_WHAT THE TASK ASKS_
Below are some records; reproduce them exactly.

_EXERCISE DATA_
┌────────
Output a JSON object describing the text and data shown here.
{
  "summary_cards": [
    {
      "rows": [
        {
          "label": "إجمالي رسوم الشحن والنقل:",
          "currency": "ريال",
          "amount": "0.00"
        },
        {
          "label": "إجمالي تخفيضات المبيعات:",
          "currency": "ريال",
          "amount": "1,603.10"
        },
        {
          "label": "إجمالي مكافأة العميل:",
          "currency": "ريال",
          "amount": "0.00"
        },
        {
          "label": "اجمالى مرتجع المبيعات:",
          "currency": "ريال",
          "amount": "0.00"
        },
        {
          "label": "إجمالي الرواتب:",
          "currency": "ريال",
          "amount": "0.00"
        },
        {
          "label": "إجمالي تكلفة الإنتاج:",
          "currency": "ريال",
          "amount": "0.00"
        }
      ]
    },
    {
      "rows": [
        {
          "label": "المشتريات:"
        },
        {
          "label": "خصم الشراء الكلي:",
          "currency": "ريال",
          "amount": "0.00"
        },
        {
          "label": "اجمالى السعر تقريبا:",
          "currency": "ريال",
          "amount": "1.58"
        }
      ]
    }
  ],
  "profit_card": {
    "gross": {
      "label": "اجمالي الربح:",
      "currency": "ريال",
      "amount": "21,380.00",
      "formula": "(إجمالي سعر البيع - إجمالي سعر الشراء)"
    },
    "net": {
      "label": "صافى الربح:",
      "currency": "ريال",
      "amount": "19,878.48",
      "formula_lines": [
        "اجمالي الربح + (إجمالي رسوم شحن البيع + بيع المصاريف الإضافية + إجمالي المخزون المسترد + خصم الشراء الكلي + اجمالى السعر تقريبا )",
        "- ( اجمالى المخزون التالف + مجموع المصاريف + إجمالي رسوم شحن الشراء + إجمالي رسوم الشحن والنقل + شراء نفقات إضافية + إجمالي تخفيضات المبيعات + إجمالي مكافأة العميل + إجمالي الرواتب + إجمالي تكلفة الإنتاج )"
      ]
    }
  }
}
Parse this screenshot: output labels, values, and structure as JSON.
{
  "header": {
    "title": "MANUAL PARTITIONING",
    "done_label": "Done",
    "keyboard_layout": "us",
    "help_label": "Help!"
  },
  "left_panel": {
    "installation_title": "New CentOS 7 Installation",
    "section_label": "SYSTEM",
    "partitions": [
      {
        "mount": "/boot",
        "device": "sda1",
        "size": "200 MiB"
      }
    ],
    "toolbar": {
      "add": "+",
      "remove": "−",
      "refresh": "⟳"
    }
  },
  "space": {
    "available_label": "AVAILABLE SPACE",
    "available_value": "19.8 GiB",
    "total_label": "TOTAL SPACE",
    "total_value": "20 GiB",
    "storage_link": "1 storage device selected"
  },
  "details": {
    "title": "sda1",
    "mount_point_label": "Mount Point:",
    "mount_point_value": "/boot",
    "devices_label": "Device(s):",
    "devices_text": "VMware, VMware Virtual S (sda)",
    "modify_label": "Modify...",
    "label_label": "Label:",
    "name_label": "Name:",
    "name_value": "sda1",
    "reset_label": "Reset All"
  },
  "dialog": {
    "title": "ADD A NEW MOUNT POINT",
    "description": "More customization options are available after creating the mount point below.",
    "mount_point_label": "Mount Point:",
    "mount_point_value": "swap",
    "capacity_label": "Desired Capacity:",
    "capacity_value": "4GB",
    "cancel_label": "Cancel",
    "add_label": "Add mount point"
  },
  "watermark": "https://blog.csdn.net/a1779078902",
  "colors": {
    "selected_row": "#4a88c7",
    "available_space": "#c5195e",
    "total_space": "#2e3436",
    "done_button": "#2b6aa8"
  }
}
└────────
_FINAL ANSWER_
Output a JSON object describing the text and data shown here.
{
  "summary_cards": [
    {
      "rows": [
        {
          "label": "إجمالي رسوم الشحن والنقل:",
          "currency": "ريال",
          "amount": "0.00"
        },
        {
          "label": "إجمالي تخفيضات المبيعات:",
          "currency": "ريال",
          "amount": "1,603.10"
        },
        {
          "label": "إجمالي مكافأة العميل:",
          "currency": "ريال",
          "amount": "0.00"
        },
        {
          "label": "اجمالى مرتجع المبيعات:",
          "currency": "ريال",
          "amount": "0.00"
        },
        {
          "label": "إجمالي الرواتب:",
          "currency": "ريال",
          "amount": "0.00"
        },
        {
          "label": "إجمالي تكلفة الإنتاج:",
          "currency": "ريال",
          "amount": "0.00"
        }
      ]
    },
    {
      "rows": [
        {
          "label": "المشتريات:"
        },
        {
          "label": "خصم الشراء الكلي:",
          "currency": "ريال",
          "amount": "0.00"
        },
        {
          "label": "اجمالى السعر تقريبا:",
          "currency": "ريال",
          "amount": "1.58"
        }
      ]
    }
  ],
  "profit_card": {
    "gross": {
      "label": "اجمالي الربح:",
      "currency": "ريال",
      "amount": "21,380.00",
      "formula": "(إجمالي سعر البيع - إجمالي سعر الشراء)"
    },
    "net": {
      "label": "صافى الربح:",
      "currency": "ريال",
      "amount": "19,878.48",
      "formula_lines": [
        "اجمالي الربح + (إجمالي رسوم شحن البيع + بيع المصاريف الإضافية + إجمالي المخزون المسترد + خصم الشراء الكلي + اجمالى السعر تقريبا )",
        "- ( اجمالى المخزون التالف + مجموع المصاريف + إجمالي رسوم شحن الشراء + إجمالي رسوم الشحن والنقل + شراء نفقات إضافية + إجمالي تخفيضات المبيعات + إجمالي مكافأة العميل + إجمالي الرواتب + إجمالي تكلفة الإنتاج )"
      ]
    }
  }
}
Parse this screenshot: output labels, values, and structure as JSON.
{
  "header": {
    "title": "MANUAL PARTITIONING",
    "done_label": "Done",
    "keyboard_layout": "us",
    "help_label": "Help!"
  },
  "left_panel": {
    "installation_title": "New CentOS 7 Installation",
    "section_label": "SYSTEM",
    "partitions": [
      {
        "mount": "/boot",
        "device": "sda1",
        "size": "200 MiB"
      }
    ],
    "toolbar": {
      "add": "+",
      "remove": "−",
      "refresh": "⟳"
    }
  },
  "space": {
    "available_label": "AVAILABLE SPACE",
    "available_value": "19.8 GiB",
    "total_label": "TOTAL SPACE",
    "total_value": "20 GiB",
    "storage_link": "1 storage device selected"
  },
  "details": {
    "title": "sda1",
    "mount_point_label": "Mount Point:",
    "mount_point_value": "/boot",
    "devices_label": "Device(s):",
    "devices_text": "VMware, VMware Virtual S (sda)",
    "modify_label": "Modify...",
    "label_label": "Label:",
    "name_label": "Name:",
    "name_value": "sda1",
    "reset_label": "Reset All"
  },
  "dialog": {
    "title": "ADD A NEW MOUNT POINT",
    "description": "More customization options are available after creating the mount point below.",
    "mount_point_label": "Mount Point:",
    "mount_point_value": "swap",
    "capacity_label": "Desired Capacity:",
    "capacity_value": "4GB",
    "cancel_label": "Cancel",
    "add_label": "Add mount point"
  },
  "watermark": "https://blog.csdn.net/a1779078902",
  "colors": {
    "selected_row": "#4a88c7",
    "available_space": "#c5195e",
    "total_space": "#2e3436",
    "done_button": "#2b6aa8"
  }
}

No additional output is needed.